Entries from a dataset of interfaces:
= Beginning of Section =

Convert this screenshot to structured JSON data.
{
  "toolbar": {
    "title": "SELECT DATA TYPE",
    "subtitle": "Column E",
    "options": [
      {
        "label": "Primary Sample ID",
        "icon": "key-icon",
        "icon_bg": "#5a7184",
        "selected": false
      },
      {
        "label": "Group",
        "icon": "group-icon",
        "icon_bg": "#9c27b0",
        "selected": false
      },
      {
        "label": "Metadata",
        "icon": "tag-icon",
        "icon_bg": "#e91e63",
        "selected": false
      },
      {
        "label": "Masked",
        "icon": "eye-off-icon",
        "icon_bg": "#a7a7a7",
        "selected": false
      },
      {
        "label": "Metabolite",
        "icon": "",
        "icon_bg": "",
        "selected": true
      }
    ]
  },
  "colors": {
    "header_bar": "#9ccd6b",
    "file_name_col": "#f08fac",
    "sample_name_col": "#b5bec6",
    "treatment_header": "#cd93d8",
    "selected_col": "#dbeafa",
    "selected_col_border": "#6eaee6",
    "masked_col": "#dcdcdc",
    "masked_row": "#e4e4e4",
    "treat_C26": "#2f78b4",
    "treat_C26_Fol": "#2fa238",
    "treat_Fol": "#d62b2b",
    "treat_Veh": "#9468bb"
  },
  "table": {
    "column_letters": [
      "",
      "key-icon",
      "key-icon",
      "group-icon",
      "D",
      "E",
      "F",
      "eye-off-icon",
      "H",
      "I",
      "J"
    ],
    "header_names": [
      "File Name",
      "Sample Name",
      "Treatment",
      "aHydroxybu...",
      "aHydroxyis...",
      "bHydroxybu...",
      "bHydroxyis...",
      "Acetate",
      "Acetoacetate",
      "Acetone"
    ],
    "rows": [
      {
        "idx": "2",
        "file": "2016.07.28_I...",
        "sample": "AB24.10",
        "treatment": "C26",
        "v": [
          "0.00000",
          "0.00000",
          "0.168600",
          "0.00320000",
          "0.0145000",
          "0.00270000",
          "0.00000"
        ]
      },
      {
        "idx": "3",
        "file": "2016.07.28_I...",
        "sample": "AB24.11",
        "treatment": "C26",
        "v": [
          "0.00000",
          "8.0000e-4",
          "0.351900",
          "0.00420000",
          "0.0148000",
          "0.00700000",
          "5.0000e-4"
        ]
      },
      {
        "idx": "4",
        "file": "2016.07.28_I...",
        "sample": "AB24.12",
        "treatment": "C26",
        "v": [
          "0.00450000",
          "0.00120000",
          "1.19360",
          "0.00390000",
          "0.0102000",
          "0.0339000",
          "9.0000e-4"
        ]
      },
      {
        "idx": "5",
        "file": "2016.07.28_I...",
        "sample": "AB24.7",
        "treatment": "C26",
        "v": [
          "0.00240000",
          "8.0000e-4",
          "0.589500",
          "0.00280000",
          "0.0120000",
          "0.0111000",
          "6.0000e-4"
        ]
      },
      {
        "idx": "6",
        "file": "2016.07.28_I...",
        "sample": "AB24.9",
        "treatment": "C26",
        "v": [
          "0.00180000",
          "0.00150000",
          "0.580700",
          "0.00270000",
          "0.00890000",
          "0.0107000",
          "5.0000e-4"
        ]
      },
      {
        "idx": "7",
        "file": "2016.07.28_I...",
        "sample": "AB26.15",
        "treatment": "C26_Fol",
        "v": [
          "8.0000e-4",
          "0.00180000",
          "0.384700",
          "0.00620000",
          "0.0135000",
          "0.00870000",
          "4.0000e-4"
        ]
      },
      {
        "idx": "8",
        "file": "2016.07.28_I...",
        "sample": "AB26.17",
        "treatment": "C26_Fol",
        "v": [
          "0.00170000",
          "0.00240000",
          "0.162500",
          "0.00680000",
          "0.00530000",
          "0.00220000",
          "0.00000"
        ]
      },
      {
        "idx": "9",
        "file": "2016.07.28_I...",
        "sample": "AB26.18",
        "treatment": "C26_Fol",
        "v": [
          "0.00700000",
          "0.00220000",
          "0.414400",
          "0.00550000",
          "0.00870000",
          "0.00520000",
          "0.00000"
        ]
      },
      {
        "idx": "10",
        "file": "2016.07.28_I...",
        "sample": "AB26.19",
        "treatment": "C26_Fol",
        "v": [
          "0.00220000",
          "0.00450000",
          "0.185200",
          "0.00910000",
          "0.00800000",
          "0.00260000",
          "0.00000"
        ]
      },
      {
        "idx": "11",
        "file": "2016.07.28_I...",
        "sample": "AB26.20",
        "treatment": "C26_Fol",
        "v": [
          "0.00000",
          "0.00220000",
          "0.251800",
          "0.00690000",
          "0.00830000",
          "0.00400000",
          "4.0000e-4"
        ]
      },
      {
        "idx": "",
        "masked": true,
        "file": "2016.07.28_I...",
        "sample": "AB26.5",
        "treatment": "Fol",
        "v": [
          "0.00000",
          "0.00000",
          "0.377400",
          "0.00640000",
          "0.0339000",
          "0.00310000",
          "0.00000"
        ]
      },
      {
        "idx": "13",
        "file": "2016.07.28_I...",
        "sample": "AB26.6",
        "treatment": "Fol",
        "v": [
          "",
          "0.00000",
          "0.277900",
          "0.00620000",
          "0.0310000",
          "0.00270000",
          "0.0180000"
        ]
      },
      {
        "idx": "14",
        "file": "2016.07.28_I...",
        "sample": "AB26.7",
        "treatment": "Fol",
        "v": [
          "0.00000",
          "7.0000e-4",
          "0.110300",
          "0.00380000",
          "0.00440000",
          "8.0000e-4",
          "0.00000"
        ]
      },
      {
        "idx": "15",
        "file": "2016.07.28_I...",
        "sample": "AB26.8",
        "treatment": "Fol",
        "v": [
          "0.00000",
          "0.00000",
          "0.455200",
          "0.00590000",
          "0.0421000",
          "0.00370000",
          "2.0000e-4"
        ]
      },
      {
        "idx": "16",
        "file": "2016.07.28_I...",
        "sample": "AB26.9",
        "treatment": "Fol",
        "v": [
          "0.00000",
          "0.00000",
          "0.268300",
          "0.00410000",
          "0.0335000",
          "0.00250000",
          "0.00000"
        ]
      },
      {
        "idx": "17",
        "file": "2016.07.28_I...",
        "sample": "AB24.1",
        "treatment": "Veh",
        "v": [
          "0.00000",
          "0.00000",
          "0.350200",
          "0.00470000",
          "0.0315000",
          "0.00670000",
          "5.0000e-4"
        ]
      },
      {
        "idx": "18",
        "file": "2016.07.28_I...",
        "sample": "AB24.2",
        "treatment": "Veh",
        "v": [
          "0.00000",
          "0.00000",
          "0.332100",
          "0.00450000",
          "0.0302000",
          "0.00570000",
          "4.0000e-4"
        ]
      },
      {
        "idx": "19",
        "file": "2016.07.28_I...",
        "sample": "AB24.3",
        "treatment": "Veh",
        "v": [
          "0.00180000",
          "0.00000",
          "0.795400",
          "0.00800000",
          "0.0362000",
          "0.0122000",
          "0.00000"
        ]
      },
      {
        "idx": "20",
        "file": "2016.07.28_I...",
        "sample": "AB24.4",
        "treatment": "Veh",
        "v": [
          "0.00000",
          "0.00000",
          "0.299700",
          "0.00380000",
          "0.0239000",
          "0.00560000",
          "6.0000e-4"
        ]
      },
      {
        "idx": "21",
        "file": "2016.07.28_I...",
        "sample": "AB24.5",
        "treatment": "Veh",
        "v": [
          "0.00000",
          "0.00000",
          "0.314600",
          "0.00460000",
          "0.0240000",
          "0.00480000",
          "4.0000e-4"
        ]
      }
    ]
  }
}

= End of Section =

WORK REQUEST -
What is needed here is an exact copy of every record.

ANSWER TO THIS EXERCISE -
Convert this screenshot to structured JSON data.
{
  "toolbar": {
    "title": "SELECT DATA TYPE",
    "subtitle": "Column E",
    "options": [
      {
        "label": "Primary Sample ID",
        "icon": "key-icon",
        "icon_bg": "#5a7184",
        "selected": false
      },
      {
        "label": "Group",
        "icon": "group-icon",
        "icon_bg": "#9c27b0",
        "selected": false
      },
      {
        "label": "Metadata",
        "icon": "tag-icon",
        "icon_bg": "#e91e63",
        "selected": false
      },
      {
        "label": "Masked",
        "icon": "eye-off-icon",
        "icon_bg": "#a7a7a7",
        "selected": false
      },
      {
        "label": "Metabolite",
        "icon": "",
        "icon_bg": "",
        "selected": true
      }
    ]
  },
  "colors": {
    "header_bar": "#9ccd6b",
    "file_name_col": "#f08fac",
    "sample_name_col": "#b5bec6",
    "treatment_header": "#cd93d8",
    "selected_col": "#dbeafa",
    "selected_col_border": "#6eaee6",
    "masked_col": "#dcdcdc",
    "masked_row": "#e4e4e4",
    "treat_C26": "#2f78b4",
    "treat_C26_Fol": "#2fa238",
    "treat_Fol": "#d62b2b",
    "treat_Veh": "#9468bb"
  },
  "table": {
    "column_letters": [
      "",
      "key-icon",
      "key-icon",
      "group-icon",
      "D",
      "E",
      "F",
      "eye-off-icon",
      "H",
      "I",
      "J"
    ],
    "header_names": [
      "File Name",
      "Sample Name",
      "Treatment",
      "aHydroxybu...",
      "aHydroxyis...",
      "bHydroxybu...",
      "bHydroxyis...",
      "Acetate",
      "Acetoacetate",
      "Acetone"
    ],
    "rows": [
      {
        "idx": "2",
        "file": "2016.07.28_I...",
        "sample": "AB24.10",
        "treatment": "C26",
        "v": [
          "0.00000",
          "0.00000",
          "0.168600",
          "0.00320000",
          "0.0145000",
          "0.00270000",
          "0.00000"
        ]
      },
      {
        "idx": "3",
        "file": "2016.07.28_I...",
        "sample": "AB24.11",
        "treatment": "C26",
        "v": [
          "0.00000",
          "8.0000e-4",
          "0.351900",
          "0.00420000",
          "0.0148000",
          "0.00700000",
          "5.0000e-4"
        ]
      },
      {
        "idx": "4",
        "file": "2016.07.28_I...",
        "sample": "AB24.12",
        "treatment": "C26",
        "v": [
          "0.00450000",
          "0.00120000",
          "1.19360",
          "0.00390000",
          "0.0102000",
          "0.0339000",
          "9.0000e-4"
        ]
      },
      {
        "idx": "5",
        "file": "2016.07.28_I...",
        "sample": "AB24.7",
        "treatment": "C26",
        "v": [
          "0.00240000",
          "8.0000e-4",
          "0.589500",
          "0.00280000",
          "0.0120000",
          "0.0111000",
          "6.0000e-4"
        ]
      },
      {
        "idx": "6",
        "file": "2016.07.28_I...",
        "sample": "AB24.9",
        "treatment": "C26",
        "v": [
          "0.00180000",
          "0.00150000",
          "0.580700",
          "0.00270000",
          "0.00890000",
          "0.0107000",
          "5.0000e-4"
        ]
      },
      {
        "idx": "7",
        "file": "2016.07.28_I...",
        "sample": "AB26.15",
        "treatment": "C26_Fol",
        "v": [
          "8.0000e-4",
          "0.00180000",
          "0.384700",
          "0.00620000",
          "0.0135000",
          "0.00870000",
          "4.0000e-4"
        ]
      },
      {
        "idx": "8",
        "file": "2016.07.28_I...",
        "sample": "AB26.17",
        "treatment": "C26_Fol",
        "v": [
          "0.00170000",
          "0.00240000",
          "0.162500",
          "0.00680000",
          "0.00530000",
          "0.00220000",
          "0.00000"
        ]
      },
      {
        "idx": "9",
        "file": "2016.07.28_I...",
        "sample": "AB26.18",
        "treatment": "C26_Fol",
        "v": [
          "0.00700000",
          "0.00220000",
          "0.414400",
          "0.00550000",
          "0.00870000",
          "0.00520000",
          "0.00000"
        ]
      },
      {
        "idx": "10",
        "file": "2016.07.28_I...",
        "sample": "AB26.19",
        "treatment": "C26_Fol",
        "v": [
          "0.00220000",
          "0.00450000",
          "0.185200",
          "0.00910000",
          "0.00800000",
          "0.00260000",
          "0.00000"
        ]
      },
      {
        "idx": "11",
        "file": "2016.07.28_I...",
        "sample": "AB26.20",
        "treatment": "C26_Fol",
        "v": [
          "0.00000",
          "0.00220000",
          "0.251800",
          "0.00690000",
          "0.00830000",
          "0.00400000",
          "4.0000e-4"
        ]
      },
      {
        "idx": "",
        "masked": true,
        "file": "2016.07.28_I...",
        "sample": "AB26.5",
        "treatment": "Fol",
        "v": [
          "0.00000",
          "0.00000",
          "0.377400",
          "0.00640000",
          "0.0339000",
          "0.00310000",
          "0.00000"
        ]
      },
      {
        "idx": "13",
        "file": "2016.07.28_I...",
        "sample": "AB26.6",
        "treatment": "Fol",
        "v": [
          "",
          "0.00000",
          "0.277900",
          "0.00620000",
          "0.0310000",
          "0.00270000",
          "0.0180000"
        ]
      },
      {
        "idx": "14",
        "file": "2016.07.28_I...",
        "sample": "AB26.7",
        "treatment": "Fol",
        "v": [
          "0.00000",
          "7.0000e-4",
          "0.110300",
          "0.00380000",
          "0.00440000",
          "8.0000e-4",
          "0.00000"
        ]
      },
      {
        "idx": "15",
        "file": "2016.07.28_I...",
        "sample": "AB26.8",
        "treatment": "Fol",
        "v": [
          "0.00000",
          "0.00000",
          "0.455200",
          "0.00590000",
          "0.0421000",
          "0.00370000",
          "2.0000e-4"
        ]
      },
      {
        "idx": "16",
        "file": "2016.07.28_I...",
        "sample": "AB26.9",
        "treatment": "Fol",
        "v": [
          "0.00000",
          "0.00000",
          "0.268300",
          "0.00410000",
          "0.0335000",
          "0.00250000",
          "0.00000"
        ]
      },
      {
        "idx": "17",
        "file": "2016.07.28_I...",
        "sample": "AB24.1",
        "treatment": "Veh",
        "v": [
          "0.00000",
          "0.00000",
          "0.350200",
          "0.00470000",
          "0.0315000",
          "0.00670000",
          "5.0000e-4"
        ]
      },
      {
        "idx": "18",
        "file": "2016.07.28_I...",
        "sample": "AB24.2",
        "treatment": "Veh",
        "v": [
          "0.00000",
          "0.00000",
          "0.332100",
          "0.00450000",
          "0.0302000",
          "0.00570000",
          "4.0000e-4"
        ]
      },
      {
        "idx": "19",
        "file": "2016.07.28_I...",
        "sample": "AB24.3",
        "treatment": "Veh",
        "v": [
          "0.00180000",
          "0.00000",
          "0.795400",
          "0.00800000",
          "0.0362000",
          "0.0122000",
          "0.00000"
        ]
      },
      {
        "idx": "20",
        "file": "2016.07.28_I...",
        "sample": "AB24.4",
        "treatment": "Veh",
        "v": [
          "0.00000",
          "0.00000",
          "0.299700",
          "0.00380000",
          "0.0239000",
          "0.00560000",
          "6.0000e-4"
        ]
      },
      {
        "idx": "21",
        "file": "2016.07.28_I...",
        "sample": "AB24.5",
        "treatment": "Veh",
        "v": [
          "0.00000",
          "0.00000",
          "0.314600",
          "0.00460000",
          "0.0240000",
          "0.00480000",
          "4.0000e-4"
        ]
      }
    ]
  }
}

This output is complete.